ARTCRANK 2013 preview: "Even the ugliest bike is still pretty cool," says Adam Turman
Since being founded in Minneapolis in 2007, ARTCRANK has spread across the country and the world. At first, the show's specific angle -- posters inspired by biking -- might seem like a gimmicky way of capitalizing on the recent resurgence of cycling. But after spending a little time with the artists and organizers who make it happen, it soon becomes clear that the "art" and "crank" of ARTCRANK are linked together by more than just a name.
ARTCRANK bills itself as a "a poster party for bike people." Saturday's event at the Grainbelt Brewery Warehouse will showcase original, limited-edition posters centered on biking in Minneapolis from more than 40 artists, all local and selected out of hundreds of applicants.
Like any good celebration, there will be beer (from Widmer Brothers, with all proceeds benefiting Springboard for the Arts) and grub (food trucks will be onsite). The opening reception looks to top last years' attendance record of over 4,000 fans.
It's sure to be a packed house, but that's nothing new. According to the show's founder, Charles Youel, it's been that way since the first show.
"We expected maybe 50 people to show up," Youel says. "We got 500. I think the only thing we weren't prepared for was that the show would be a success."
Adam Turman was a part of that first crowded event. "The place was hot and sweaty and crazy," he says. "There were TV stations and press outside."
As an illustrator and designer working in the Twin Cities since 2003, Turman's distinctive style of mixing elements of colorful vintage pinup posters with Minnesota influences is ubiquitous around town. He's been making art inspired by bikes since 2005. Since ARTCRANK started, it has become an increasingly prominent part of his repertoire. He's been in every "ARTCRANK MSP" show since the beginning.
When asked about the growing popularity of ARTCRANK, Turman acknowledges the role of the media ("bicycles are kinda big right now") and passing trends like the Minneapolis "rivalry" with Portland, but he also points out something that's been clear to everyone involved all along: Bikes and people who ride them just tend to be pretty cool.
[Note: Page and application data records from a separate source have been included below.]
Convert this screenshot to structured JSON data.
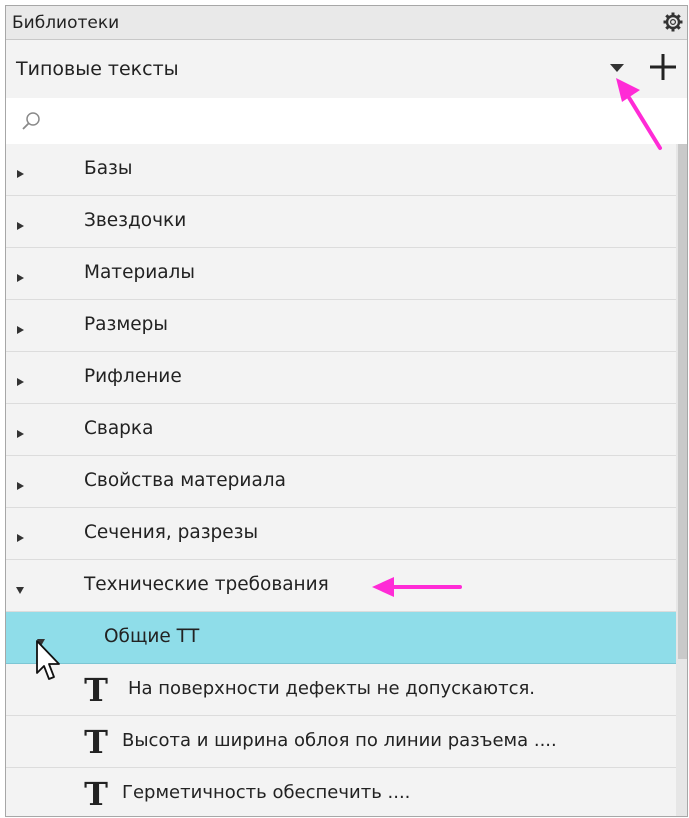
{
  "panel": {
    "title": "Библиотеки",
    "settings_icon": "gear-icon"
  },
  "library_selector": {
    "value": "Типовые тексты",
    "dropdown_icon": "triangle-down-icon",
    "add_icon": "plus-icon"
  },
  "search": {
    "placeholder": "",
    "value": "",
    "icon": "search-icon"
  },
  "tree": {
    "categories": [
      {
        "label": "Базы",
        "expanded": false
      },
      {
        "label": "Звездочки",
        "expanded": false
      },
      {
        "label": "Материалы",
        "expanded": false
      },
      {
        "label": "Размеры",
        "expanded": false
      },
      {
        "label": "Рифление",
        "expanded": false
      },
      {
        "label": "Сварка",
        "expanded": false
      },
      {
        "label": "Свойства материала",
        "expanded": false
      },
      {
        "label": "Сечения, разрезы",
        "expanded": false
      },
      {
        "label": "Технические требования",
        "expanded": true
      }
    ],
    "subgroup": {
      "label": "Общие ТТ",
      "expanded": true,
      "selected": true
    },
    "items": [
      {
        "label": "На поверхности дефекты не допускаются.",
        "icon": "text-t-icon"
      },
      {
        "label": "Высота и ширина облоя по линии разъема ....",
        "icon": "text-t-icon"
      },
      {
        "label": "Герметичность обеспечить ....",
        "icon": "text-t-icon"
      }
    ]
  },
  "colors": {
    "selected_row": "#8fdde9",
    "annotation_arrow": "#ff2bd6"
  }
}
"People who ride bikes -- at least in my experience -- are into art, they're into culture, and they're into beer," he says. "Art and bikes, a bike being a piece of art itself, these things kind of go hand in hand. Even the ugliest bike is still pretty cool."
|ARTCRANK MSP 2013 poster, Always Take the High Road|
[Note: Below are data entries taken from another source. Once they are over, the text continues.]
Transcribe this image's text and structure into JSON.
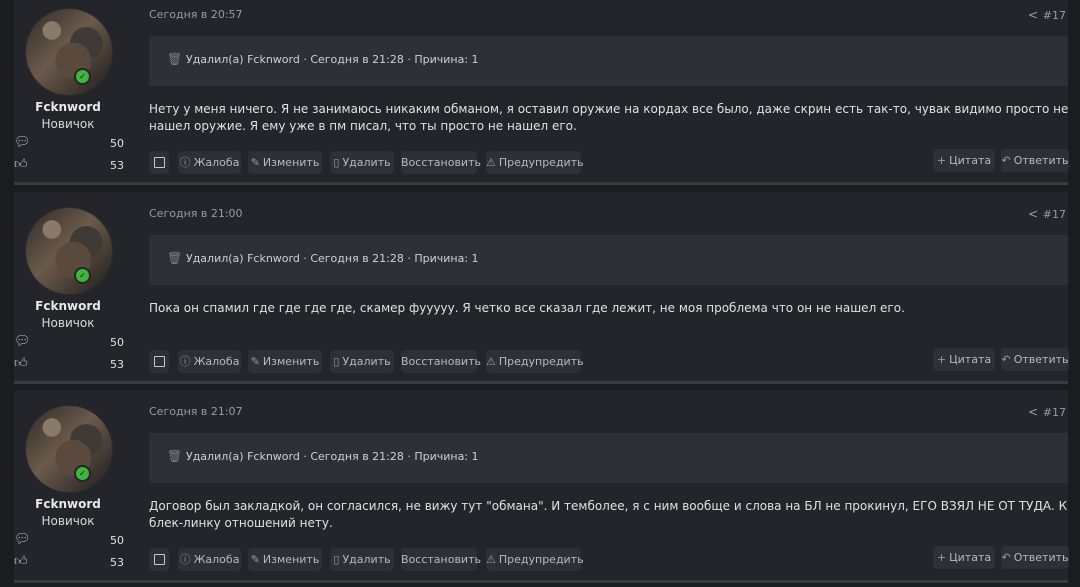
{
  "posts": [
    {
      "username": "Fcknword",
      "user_title": "Новичок",
      "messages": "50",
      "reactions": "53",
      "date": "Сегодня в 20:57",
      "post_number": "#17",
      "deleted_info": "Удалил(а) Fcknword · Сегодня в 21:28 · Причина: 1",
      "text": "Нету у меня ничего. Я не занимаюсь никаким обманом, я оставил оружие на кордах все было, даже скрин есть так-то, чувак видимо просто не нашел оружие. Я ему уже в пм писал, что ты просто не нашел его."
    },
    {
      "username": "Fcknword",
      "user_title": "Новичок",
      "messages": "50",
      "reactions": "53",
      "date": "Сегодня в 21:00",
      "post_number": "#17",
      "deleted_info": "Удалил(а) Fcknword · Сегодня в 21:28 · Причина: 1",
      "text": "Пока он спамил где где где где, скамер фууууу. Я четко все сказал где лежит, не моя проблема что он не нашел его."
    },
    {
      "username": "Fcknword",
      "user_title": "Новичок",
      "messages": "50",
      "reactions": "53",
      "date": "Сегодня в 21:07",
      "post_number": "#17",
      "deleted_info": "Удалил(а) Fcknword · Сегодня в 21:28 · Причина: 1",
      "text": "Договор был закладкой, он согласился, не вижу тут \"обмана\". И темболее, я с ним вообще и слова на БЛ не прокинул, ЕГО ВЗЯЛ НЕ ОТ ТУДА. К блек-линку отношений нету."
    }
  ],
  "actions": {
    "report": "Жалоба",
    "edit": "Изменить",
    "delete": "Удалить",
    "restore": "Восстановить",
    "warn": "Предупредить",
    "quote": "Цитата",
    "reply": "Ответить"
  }
}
And just as art can be inspired by bikes, in turn bikes can imitate art. Amy Jo Hendrickson is a graphic designer and screenprinter who runs a storefront studio, Who Made Who, in northeast Minneapolis. Her style is that of a punk-rock engraver, and her dark-yet-whimsical posters showcase gigs all over the Twin Cities.
She's been an ARTCRANK vet for six years, and gets around on a stylish set of wheels.
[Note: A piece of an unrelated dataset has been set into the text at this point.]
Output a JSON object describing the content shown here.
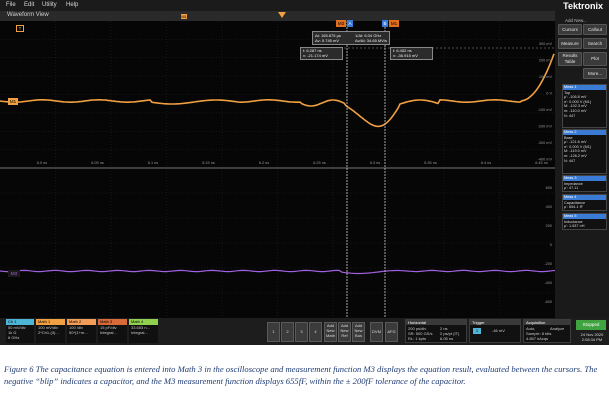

"I have an aqua blue Electra Superdeluxe Cruiser that people like to say match my posters," Hendrickson says.
Getting around this way does more for her art than simply fitting in with their aesthetic. Hendrickson sees it almost as a part of the creative process.
"There's a freedom with riding a bike that's very similar to making artwork," she says. "You choose different directions when you travel by bicycle, which allows you to see your surroundings differently. Not to mention all that fresh air clears your head and stimulates great ideas."